## EXERCISE GOAL
Leave out the images and set down the records below exactly.

## INFORMATION SHOWN

- - -

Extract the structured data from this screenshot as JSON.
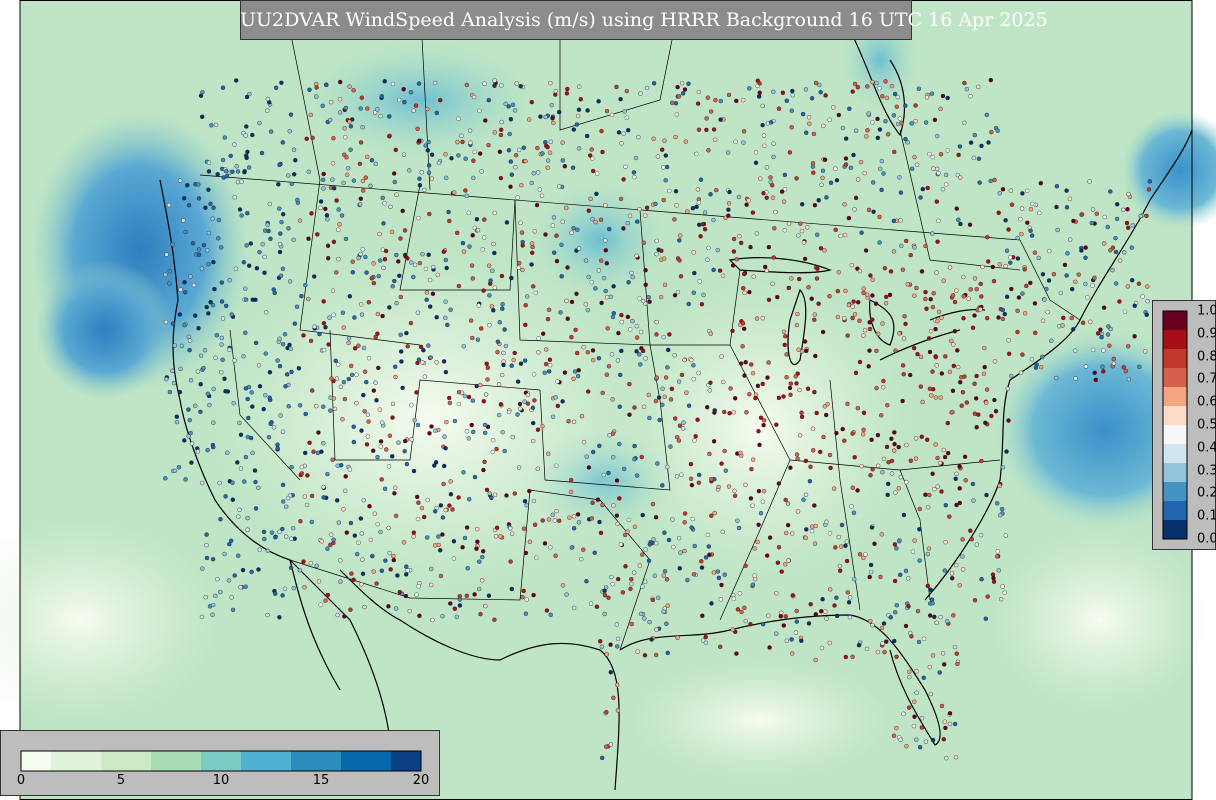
{
  "title": "UU2DVAR WindSpeed Analysis (m/s) using HRRR Background 16 UTC 16 Apr 2025",
  "colors": {
    "ocean_blue": "#3f8fc8",
    "land_pale": "#e9f6e2",
    "land_mint": "#c6e8c4",
    "mid_teal": "#86c9c2",
    "coast_line": "#000000",
    "panel_gray": "#bdbdbd",
    "title_gray": "#8c8c8c",
    "title_text": "#ffffff",
    "obs_low": "#08306b",
    "obs_mid": "#f7f7f7",
    "obs_high": "#67001f"
  },
  "obs_legend": {
    "ticks": [
      "1.0",
      "0.9",
      "0.8",
      "0.7",
      "0.6",
      "0.5",
      "0.4",
      "0.3",
      "0.2",
      "0.1",
      "0.0"
    ],
    "colors": [
      "#67001f",
      "#a50f15",
      "#c0392b",
      "#d6604d",
      "#f4a582",
      "#fddbc7",
      "#f7f7f7",
      "#d1e5f0",
      "#92c5de",
      "#4393c3",
      "#2166ac",
      "#08306b"
    ]
  },
  "wind_legend": {
    "ticks": [
      "0",
      "5",
      "10",
      "15",
      "20"
    ],
    "min": 0,
    "max": 20,
    "colors": [
      "#f7fcf0",
      "#e0f3db",
      "#ccebc5",
      "#a8ddb5",
      "#7bccc4",
      "#4eb3d3",
      "#2b8cbe",
      "#0868ac",
      "#084081"
    ]
  }
}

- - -

## RESPONSE FOR THIS EXERCISE
Extract the structured data from this screenshot as JSON.
{
  "title": "UU2DVAR WindSpeed Analysis (m/s) using HRRR Background 16 UTC 16 Apr 2025",
  "colors": {
    "ocean_blue": "#3f8fc8",
    "land_pale": "#e9f6e2",
    "land_mint": "#c6e8c4",
    "mid_teal": "#86c9c2",
    "coast_line": "#000000",
    "panel_gray": "#bdbdbd",
    "title_gray": "#8c8c8c",
    "title_text": "#ffffff",
    "obs_low": "#08306b",
    "obs_mid": "#f7f7f7",
    "obs_high": "#67001f"
  },
  "obs_legend": {
    "ticks": [
      "1.0",
      "0.9",
      "0.8",
      "0.7",
      "0.6",
      "0.5",
      "0.4",
      "0.3",
      "0.2",
      "0.1",
      "0.0"
    ],
    "colors": [
      "#67001f",
      "#a50f15",
      "#c0392b",
      "#d6604d",
      "#f4a582",
      "#fddbc7",
      "#f7f7f7",
      "#d1e5f0",
      "#92c5de",
      "#4393c3",
      "#2166ac",
      "#08306b"
    ]
  },
  "wind_legend": {
    "ticks": [
      "0",
      "5",
      "10",
      "15",
      "20"
    ],
    "min": 0,
    "max": 20,
    "colors": [
      "#f7fcf0",
      "#e0f3db",
      "#ccebc5",
      "#a8ddb5",
      "#7bccc4",
      "#4eb3d3",
      "#2b8cbe",
      "#0868ac",
      "#084081"
    ]
  }
}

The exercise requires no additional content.